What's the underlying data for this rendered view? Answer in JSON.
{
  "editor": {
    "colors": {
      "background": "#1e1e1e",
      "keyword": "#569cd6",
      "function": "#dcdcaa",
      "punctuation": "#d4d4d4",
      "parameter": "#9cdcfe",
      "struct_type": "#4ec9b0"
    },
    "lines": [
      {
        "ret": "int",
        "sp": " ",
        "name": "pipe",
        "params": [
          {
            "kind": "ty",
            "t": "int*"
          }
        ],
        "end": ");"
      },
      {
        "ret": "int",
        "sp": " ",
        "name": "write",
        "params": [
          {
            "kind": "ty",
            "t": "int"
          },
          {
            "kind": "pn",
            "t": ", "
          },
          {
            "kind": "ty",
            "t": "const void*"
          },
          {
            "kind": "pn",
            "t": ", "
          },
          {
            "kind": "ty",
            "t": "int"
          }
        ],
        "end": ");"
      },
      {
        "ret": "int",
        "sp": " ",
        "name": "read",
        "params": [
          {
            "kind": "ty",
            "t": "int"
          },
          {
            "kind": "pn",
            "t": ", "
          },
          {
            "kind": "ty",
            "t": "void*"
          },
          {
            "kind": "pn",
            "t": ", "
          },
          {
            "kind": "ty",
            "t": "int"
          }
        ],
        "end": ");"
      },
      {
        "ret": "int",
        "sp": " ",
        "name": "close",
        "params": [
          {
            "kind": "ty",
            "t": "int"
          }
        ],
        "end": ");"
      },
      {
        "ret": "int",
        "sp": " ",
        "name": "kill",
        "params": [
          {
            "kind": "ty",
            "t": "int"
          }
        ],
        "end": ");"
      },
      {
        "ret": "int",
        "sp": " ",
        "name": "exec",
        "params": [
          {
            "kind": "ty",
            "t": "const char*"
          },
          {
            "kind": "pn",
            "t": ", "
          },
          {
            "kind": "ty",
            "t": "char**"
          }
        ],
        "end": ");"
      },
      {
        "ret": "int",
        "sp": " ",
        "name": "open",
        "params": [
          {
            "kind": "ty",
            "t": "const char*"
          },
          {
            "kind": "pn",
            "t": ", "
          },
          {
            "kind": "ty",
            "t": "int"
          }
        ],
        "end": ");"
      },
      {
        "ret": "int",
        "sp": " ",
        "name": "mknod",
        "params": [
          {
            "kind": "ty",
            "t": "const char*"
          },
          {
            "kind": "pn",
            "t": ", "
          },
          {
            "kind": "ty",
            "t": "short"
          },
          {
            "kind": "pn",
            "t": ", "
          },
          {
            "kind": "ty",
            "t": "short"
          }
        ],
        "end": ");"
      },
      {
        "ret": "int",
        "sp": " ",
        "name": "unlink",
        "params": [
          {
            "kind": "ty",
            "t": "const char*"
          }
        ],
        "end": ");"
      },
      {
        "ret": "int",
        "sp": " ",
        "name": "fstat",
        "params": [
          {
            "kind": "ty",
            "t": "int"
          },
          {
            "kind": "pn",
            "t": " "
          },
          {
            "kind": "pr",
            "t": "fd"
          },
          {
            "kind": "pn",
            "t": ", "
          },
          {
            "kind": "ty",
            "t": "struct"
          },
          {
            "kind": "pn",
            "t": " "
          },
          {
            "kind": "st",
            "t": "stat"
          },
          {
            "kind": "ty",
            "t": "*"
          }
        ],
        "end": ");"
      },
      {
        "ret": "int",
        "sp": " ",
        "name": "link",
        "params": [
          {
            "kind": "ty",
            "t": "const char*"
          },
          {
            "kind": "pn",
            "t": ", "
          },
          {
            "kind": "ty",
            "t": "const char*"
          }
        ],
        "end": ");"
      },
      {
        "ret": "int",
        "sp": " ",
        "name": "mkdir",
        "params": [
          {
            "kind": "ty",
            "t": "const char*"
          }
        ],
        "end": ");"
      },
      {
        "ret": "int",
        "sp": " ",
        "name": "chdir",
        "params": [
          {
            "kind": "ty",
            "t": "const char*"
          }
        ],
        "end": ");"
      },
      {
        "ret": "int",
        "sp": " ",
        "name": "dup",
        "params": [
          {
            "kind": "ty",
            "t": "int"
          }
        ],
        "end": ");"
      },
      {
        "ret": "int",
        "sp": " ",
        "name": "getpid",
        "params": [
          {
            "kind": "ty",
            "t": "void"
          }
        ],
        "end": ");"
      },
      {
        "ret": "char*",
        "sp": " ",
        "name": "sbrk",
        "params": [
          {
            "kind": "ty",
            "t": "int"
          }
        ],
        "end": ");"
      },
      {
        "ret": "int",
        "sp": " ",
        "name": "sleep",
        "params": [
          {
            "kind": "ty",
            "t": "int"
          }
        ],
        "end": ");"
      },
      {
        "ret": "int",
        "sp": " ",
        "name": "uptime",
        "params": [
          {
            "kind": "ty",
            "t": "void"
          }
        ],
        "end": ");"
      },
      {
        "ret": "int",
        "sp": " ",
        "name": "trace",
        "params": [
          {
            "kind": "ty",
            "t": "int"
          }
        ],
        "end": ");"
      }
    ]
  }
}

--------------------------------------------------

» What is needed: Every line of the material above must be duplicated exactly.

» Solution for this problem:
What's the underlying data for this rendered view? Answer in JSON.
{
  "editor": {
    "colors": {
      "background": "#1e1e1e",
      "keyword": "#569cd6",
      "function": "#dcdcaa",
      "punctuation": "#d4d4d4",
      "parameter": "#9cdcfe",
      "struct_type": "#4ec9b0"
    },
    "lines": [
      {
        "ret": "int",
        "sp": " ",
        "name": "pipe",
        "params": [
          {
            "kind": "ty",
            "t": "int*"
          }
        ],
        "end": ");"
      },
      {
        "ret": "int",
        "sp": " ",
        "name": "write",
        "params": [
          {
            "kind": "ty",
            "t": "int"
          },
          {
            "kind": "pn",
            "t": ", "
          },
          {
            "kind": "ty",
            "t": "const void*"
          },
          {
            "kind": "pn",
            "t": ", "
          },
          {
            "kind": "ty",
            "t": "int"
          }
        ],
        "end": ");"
      },
      {
        "ret": "int",
        "sp": " ",
        "name": "read",
        "params": [
          {
            "kind": "ty",
            "t": "int"
          },
          {
            "kind": "pn",
            "t": ", "
          },
          {
            "kind": "ty",
            "t": "void*"
          },
          {
            "kind": "pn",
            "t": ", "
          },
          {
            "kind": "ty",
            "t": "int"
          }
        ],
        "end": ");"
      },
      {
        "ret": "int",
        "sp": " ",
        "name": "close",
        "params": [
          {
            "kind": "ty",
            "t": "int"
          }
        ],
        "end": ");"
      },
      {
        "ret": "int",
        "sp": " ",
        "name": "kill",
        "params": [
          {
            "kind": "ty",
            "t": "int"
          }
        ],
        "end": ");"
      },
      {
        "ret": "int",
        "sp": " ",
        "name": "exec",
        "params": [
          {
            "kind": "ty",
            "t": "const char*"
          },
          {
            "kind": "pn",
            "t": ", "
          },
          {
            "kind": "ty",
            "t": "char**"
          }
        ],
        "end": ");"
      },
      {
        "ret": "int",
        "sp": " ",
        "name": "open",
        "params": [
          {
            "kind": "ty",
            "t": "const char*"
          },
          {
            "kind": "pn",
            "t": ", "
          },
          {
            "kind": "ty",
            "t": "int"
          }
        ],
        "end": ");"
      },
      {
        "ret": "int",
        "sp": " ",
        "name": "mknod",
        "params": [
          {
            "kind": "ty",
            "t": "const char*"
          },
          {
            "kind": "pn",
            "t": ", "
          },
          {
            "kind": "ty",
            "t": "short"
          },
          {
            "kind": "pn",
            "t": ", "
          },
          {
            "kind": "ty",
            "t": "short"
          }
        ],
        "end": ");"
      },
      {
        "ret": "int",
        "sp": " ",
        "name": "unlink",
        "params": [
          {
            "kind": "ty",
            "t": "const char*"
          }
        ],
        "end": ");"
      },
      {
        "ret": "int",
        "sp": " ",
        "name": "fstat",
        "params": [
          {
            "kind": "ty",
            "t": "int"
          },
          {
            "kind": "pn",
            "t": " "
          },
          {
            "kind": "pr",
            "t": "fd"
          },
          {
            "kind": "pn",
            "t": ", "
          },
          {
            "kind": "ty",
            "t": "struct"
          },
          {
            "kind": "pn",
            "t": " "
          },
          {
            "kind": "st",
            "t": "stat"
          },
          {
            "kind": "ty",
            "t": "*"
          }
        ],
        "end": ");"
      },
      {
        "ret": "int",
        "sp": " ",
        "name": "link",
        "params": [
          {
            "kind": "ty",
            "t": "const char*"
          },
          {
            "kind": "pn",
            "t": ", "
          },
          {
            "kind": "ty",
            "t": "const char*"
          }
        ],
        "end": ");"
      },
      {
        "ret": "int",
        "sp": " ",
        "name": "mkdir",
        "params": [
          {
            "kind": "ty",
            "t": "const char*"
          }
        ],
        "end": ");"
      },
      {
        "ret": "int",
        "sp": " ",
        "name": "chdir",
        "params": [
          {
            "kind": "ty",
            "t": "const char*"
          }
        ],
        "end": ");"
      },
      {
        "ret": "int",
        "sp": " ",
        "name": "dup",
        "params": [
          {
            "kind": "ty",
            "t": "int"
          }
        ],
        "end": ");"
      },
      {
        "ret": "int",
        "sp": " ",
        "name": "getpid",
        "params": [
          {
            "kind": "ty",
            "t": "void"
          }
        ],
        "end": ");"
      },
      {
        "ret": "char*",
        "sp": " ",
        "name": "sbrk",
        "params": [
          {
            "kind": "ty",
            "t": "int"
          }
        ],
        "end": ");"
      },
      {
        "ret": "int",
        "sp": " ",
        "name": "sleep",
        "params": [
          {
            "kind": "ty",
            "t": "int"
          }
        ],
        "end": ");"
      },
      {
        "ret": "int",
        "sp": " ",
        "name": "uptime",
        "params": [
          {
            "kind": "ty",
            "t": "void"
          }
        ],
        "end": ");"
      },
      {
        "ret": "int",
        "sp": " ",
        "name": "trace",
        "params": [
          {
            "kind": "ty",
            "t": "int"
          }
        ],
        "end": ");"
      }
    ]
  }
}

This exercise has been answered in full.